Although Shakespeare's play is thought to be based upon Giovanni Battista Giraldi's 1565 "Un Capitano Moro (The Moorish Captain)". Many believe Shakespeare used the Moroccan ambassador to the court of "Queen Elizabeth I", Abd al-Wahid bin Masoud bin Muhammad al-Annuri as his model.
Robert Coote portrayed "Roderigo". 1951 was a good year for the British character actor. Prior to this motion picture he was first seen in "Soldiers Three", the Stewart Granger, Walter Pidgeon, and David Niven remake of "Gunga Din". Next he was in the Sir Alec Guinness and Stanley Holloway classic British comedy "The Lavender Hill Mob", and right before this feature it was "The Desert Fox: The Story of Rommel" starring James Mason.
Michael Laurence portrayed "Cassio". This was Irish actor Laurence's third motion picture of a five-motion picture career.
Like Welles' 1949 "Macbeth", the basic story is William Shakespeare's:
"Othello" will be manipulated by his ensign, "Iago", into thinking his new wife, "Desdemona", is having an affair with his lieutenant, "Cassio", and this will lead to Shakespeare's tragic ending with Othello killing his wife.
The problem for Orson Welles was that the normal stage running time of the play was around three-hours. He would cut the play's length, rearranged some scenes, and change some dialogue, and end with the original film cut of 91-minutes. Which was the one released in Italy, but there would be two other cuts of the film.

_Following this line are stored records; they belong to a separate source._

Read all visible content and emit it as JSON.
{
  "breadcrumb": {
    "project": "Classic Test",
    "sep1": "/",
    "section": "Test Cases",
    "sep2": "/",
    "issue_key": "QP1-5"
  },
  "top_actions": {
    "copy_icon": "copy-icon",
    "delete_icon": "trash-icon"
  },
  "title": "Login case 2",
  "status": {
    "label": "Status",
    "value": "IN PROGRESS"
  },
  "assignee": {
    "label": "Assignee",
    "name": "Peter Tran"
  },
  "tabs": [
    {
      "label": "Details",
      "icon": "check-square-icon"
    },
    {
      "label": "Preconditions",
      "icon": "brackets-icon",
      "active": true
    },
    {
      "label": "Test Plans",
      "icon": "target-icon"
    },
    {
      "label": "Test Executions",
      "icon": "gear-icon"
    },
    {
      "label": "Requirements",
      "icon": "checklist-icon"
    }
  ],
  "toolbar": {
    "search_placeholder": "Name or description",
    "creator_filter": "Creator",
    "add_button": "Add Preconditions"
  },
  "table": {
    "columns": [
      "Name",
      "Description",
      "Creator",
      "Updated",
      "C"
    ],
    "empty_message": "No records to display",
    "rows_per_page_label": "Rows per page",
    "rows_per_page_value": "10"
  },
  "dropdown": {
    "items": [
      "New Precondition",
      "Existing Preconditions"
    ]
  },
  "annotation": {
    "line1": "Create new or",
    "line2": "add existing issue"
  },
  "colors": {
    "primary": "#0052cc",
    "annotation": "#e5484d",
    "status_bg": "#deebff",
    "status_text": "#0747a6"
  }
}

A slightly different version was entered in the "Cannes France Film Festival" on May 10, 1952, and won the "Grand Prix du Festival International du Film", now called, the "Palme d'Or".
A third version, with a different running time, finally came to the United States on September 12, 1955.
Then there was the availability of the actors and that impacted the main role of "Desdemona". Initially, Welles was in an affair with Italian actress Lea Padovani and wanted her opposite him, but she spoke very little English.
Later, Betsy Blair would be nominated for 1955's "Best Supporting Actress" opposite Ernest Borgnine in "Marty", and run afoul of the "House Committee on Un-American Activities" for her views on Marxism.
This all led to Welles casting Suzanne Cloutier as "Desdemona".